◆ WHAT IS NEEDED
Which lines in the records below contain the word "flower"? Copy each one.

====== STORED DATA ======

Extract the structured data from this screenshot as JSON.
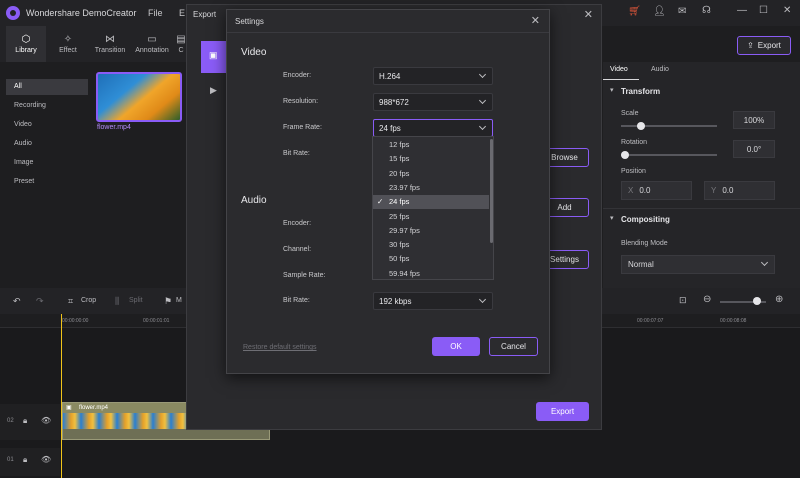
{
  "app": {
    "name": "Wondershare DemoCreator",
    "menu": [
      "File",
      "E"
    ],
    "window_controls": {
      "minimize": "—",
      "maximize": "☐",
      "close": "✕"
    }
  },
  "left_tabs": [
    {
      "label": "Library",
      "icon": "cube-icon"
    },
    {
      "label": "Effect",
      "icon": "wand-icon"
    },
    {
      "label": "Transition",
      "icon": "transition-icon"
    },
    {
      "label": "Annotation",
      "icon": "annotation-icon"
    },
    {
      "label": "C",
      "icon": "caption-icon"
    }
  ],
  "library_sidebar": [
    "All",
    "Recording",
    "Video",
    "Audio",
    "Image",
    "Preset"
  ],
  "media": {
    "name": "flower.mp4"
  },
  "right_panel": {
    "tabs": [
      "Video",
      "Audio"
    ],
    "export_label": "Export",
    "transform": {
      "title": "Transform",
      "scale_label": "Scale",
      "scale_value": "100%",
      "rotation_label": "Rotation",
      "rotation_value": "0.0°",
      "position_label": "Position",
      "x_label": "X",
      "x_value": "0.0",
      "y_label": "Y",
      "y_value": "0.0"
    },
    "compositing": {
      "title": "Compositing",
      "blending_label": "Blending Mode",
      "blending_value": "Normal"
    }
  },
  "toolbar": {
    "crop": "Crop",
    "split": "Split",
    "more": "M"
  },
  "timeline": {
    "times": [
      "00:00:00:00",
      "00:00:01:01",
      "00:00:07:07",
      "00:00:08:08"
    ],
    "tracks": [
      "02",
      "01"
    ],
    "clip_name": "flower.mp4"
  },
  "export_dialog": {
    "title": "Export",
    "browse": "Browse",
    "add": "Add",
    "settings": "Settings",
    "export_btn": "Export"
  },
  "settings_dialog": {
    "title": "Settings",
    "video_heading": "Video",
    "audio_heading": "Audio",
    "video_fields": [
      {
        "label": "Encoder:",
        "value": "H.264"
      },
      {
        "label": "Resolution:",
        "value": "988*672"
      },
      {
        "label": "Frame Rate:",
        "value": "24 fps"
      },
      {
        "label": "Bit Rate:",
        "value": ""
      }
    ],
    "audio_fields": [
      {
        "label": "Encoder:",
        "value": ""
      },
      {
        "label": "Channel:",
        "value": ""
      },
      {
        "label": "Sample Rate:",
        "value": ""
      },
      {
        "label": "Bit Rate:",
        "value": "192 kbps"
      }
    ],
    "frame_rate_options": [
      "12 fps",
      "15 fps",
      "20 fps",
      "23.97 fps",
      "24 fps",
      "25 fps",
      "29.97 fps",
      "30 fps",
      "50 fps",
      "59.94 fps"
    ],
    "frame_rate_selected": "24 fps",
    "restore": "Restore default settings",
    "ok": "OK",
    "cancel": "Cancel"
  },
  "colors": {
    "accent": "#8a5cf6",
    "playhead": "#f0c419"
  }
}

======
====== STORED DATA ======

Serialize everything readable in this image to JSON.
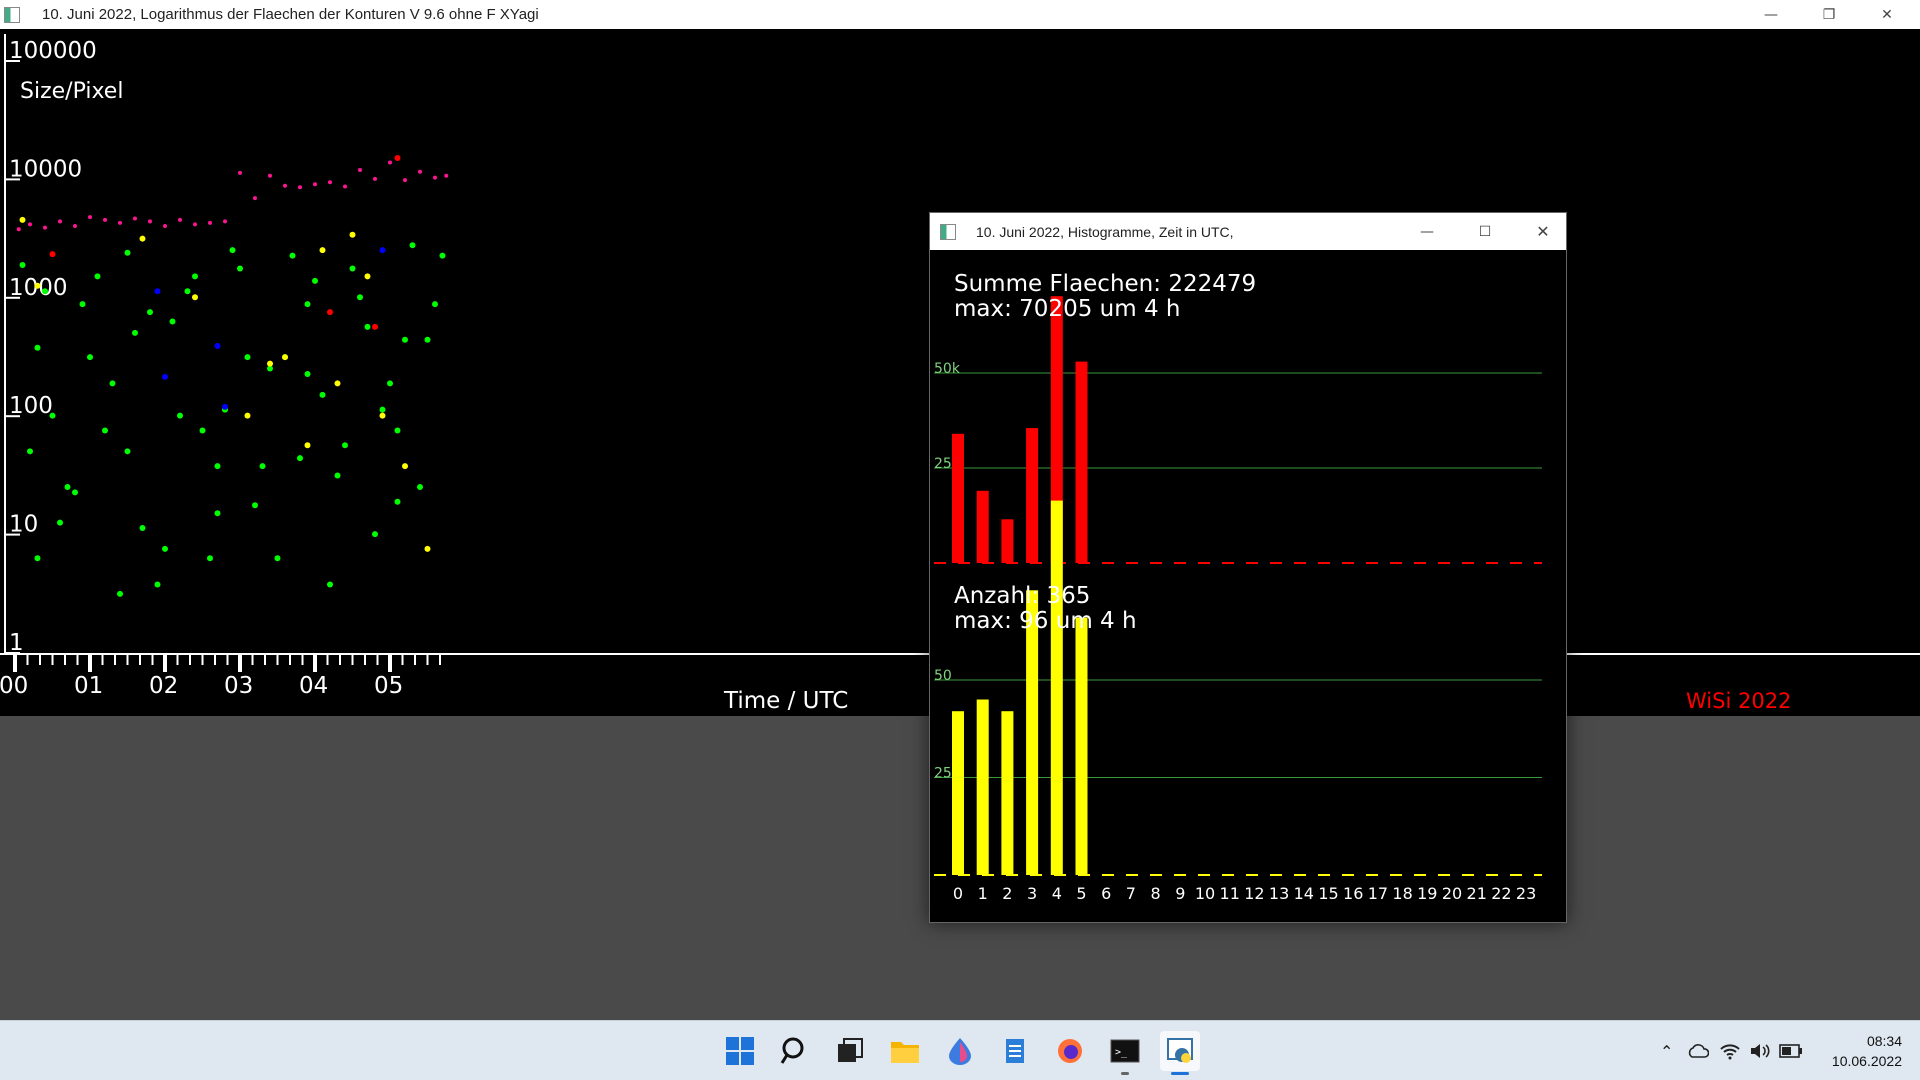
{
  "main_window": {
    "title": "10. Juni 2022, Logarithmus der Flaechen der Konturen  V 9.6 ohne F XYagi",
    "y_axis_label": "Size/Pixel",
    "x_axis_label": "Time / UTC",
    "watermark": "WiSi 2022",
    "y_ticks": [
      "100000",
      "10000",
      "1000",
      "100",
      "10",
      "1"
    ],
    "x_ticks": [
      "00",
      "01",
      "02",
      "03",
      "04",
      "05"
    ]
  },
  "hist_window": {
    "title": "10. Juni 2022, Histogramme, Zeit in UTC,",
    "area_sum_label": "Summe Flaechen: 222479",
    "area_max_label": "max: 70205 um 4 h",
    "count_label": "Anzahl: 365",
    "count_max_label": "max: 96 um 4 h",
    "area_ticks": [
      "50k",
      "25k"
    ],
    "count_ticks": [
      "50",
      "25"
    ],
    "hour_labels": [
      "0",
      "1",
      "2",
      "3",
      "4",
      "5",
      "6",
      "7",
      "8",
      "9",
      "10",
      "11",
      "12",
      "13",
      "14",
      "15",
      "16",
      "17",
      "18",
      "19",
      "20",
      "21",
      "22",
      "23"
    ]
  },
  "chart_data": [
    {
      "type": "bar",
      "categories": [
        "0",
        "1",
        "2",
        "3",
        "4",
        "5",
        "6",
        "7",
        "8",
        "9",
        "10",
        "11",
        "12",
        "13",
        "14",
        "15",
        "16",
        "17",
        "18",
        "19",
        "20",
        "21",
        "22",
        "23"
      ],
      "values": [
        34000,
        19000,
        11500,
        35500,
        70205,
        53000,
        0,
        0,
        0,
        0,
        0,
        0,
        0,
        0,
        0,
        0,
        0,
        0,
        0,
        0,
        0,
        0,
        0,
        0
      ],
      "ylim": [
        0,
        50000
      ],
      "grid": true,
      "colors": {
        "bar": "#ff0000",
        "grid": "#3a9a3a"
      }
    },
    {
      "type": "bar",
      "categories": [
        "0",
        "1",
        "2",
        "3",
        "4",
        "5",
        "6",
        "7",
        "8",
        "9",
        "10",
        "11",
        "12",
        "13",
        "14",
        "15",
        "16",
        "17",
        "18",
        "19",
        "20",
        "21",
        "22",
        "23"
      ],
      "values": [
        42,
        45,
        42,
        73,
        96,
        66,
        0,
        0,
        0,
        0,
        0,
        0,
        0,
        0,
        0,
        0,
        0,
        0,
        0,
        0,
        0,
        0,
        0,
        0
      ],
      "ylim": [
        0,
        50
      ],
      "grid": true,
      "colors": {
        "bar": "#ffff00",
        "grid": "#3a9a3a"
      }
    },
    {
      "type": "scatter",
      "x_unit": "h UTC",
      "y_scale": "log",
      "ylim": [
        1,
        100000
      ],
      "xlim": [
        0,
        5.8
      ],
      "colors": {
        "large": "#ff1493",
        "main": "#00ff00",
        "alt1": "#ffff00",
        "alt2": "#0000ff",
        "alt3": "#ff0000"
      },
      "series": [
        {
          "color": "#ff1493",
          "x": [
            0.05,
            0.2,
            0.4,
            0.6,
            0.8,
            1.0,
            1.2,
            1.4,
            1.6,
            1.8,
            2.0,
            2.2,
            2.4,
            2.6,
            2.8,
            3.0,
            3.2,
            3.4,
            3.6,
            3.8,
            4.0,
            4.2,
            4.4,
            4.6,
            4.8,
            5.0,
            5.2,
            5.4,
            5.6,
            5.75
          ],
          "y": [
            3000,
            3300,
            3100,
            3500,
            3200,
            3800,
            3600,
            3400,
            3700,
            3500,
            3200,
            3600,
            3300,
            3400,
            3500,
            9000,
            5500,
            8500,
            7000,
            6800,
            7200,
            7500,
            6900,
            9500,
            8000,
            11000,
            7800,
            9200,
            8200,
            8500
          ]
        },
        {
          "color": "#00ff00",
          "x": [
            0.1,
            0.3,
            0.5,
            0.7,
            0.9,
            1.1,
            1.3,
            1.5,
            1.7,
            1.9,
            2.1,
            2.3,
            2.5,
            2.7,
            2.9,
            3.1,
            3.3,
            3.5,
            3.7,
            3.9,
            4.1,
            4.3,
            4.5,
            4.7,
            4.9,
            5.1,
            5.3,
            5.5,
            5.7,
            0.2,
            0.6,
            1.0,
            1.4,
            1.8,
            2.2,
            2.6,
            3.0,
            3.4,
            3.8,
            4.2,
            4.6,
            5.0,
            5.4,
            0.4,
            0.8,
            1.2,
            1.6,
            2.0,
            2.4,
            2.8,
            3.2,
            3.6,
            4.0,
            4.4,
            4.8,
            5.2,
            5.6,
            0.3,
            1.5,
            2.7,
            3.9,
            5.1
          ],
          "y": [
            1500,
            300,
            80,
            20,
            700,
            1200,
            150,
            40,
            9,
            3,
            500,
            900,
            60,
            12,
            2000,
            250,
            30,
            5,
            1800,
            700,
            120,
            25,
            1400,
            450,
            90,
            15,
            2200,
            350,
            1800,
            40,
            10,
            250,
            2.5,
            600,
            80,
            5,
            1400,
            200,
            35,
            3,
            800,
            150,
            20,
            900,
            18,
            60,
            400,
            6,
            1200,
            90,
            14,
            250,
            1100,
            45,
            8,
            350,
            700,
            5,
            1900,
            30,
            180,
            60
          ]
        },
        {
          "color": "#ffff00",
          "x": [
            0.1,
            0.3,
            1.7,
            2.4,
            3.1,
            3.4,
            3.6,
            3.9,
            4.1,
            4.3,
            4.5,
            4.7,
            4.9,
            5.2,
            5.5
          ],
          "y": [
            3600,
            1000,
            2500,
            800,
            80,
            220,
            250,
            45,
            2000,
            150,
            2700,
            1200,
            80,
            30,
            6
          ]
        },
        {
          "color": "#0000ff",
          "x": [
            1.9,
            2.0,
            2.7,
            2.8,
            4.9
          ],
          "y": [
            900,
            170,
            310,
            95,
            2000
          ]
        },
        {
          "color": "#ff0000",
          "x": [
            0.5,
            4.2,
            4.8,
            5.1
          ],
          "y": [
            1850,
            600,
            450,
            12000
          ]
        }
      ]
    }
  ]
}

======

◆ ANSWER TO THE PROBLEM
    "name": "flower.mp4"
    "clip_name": "flower.mp4"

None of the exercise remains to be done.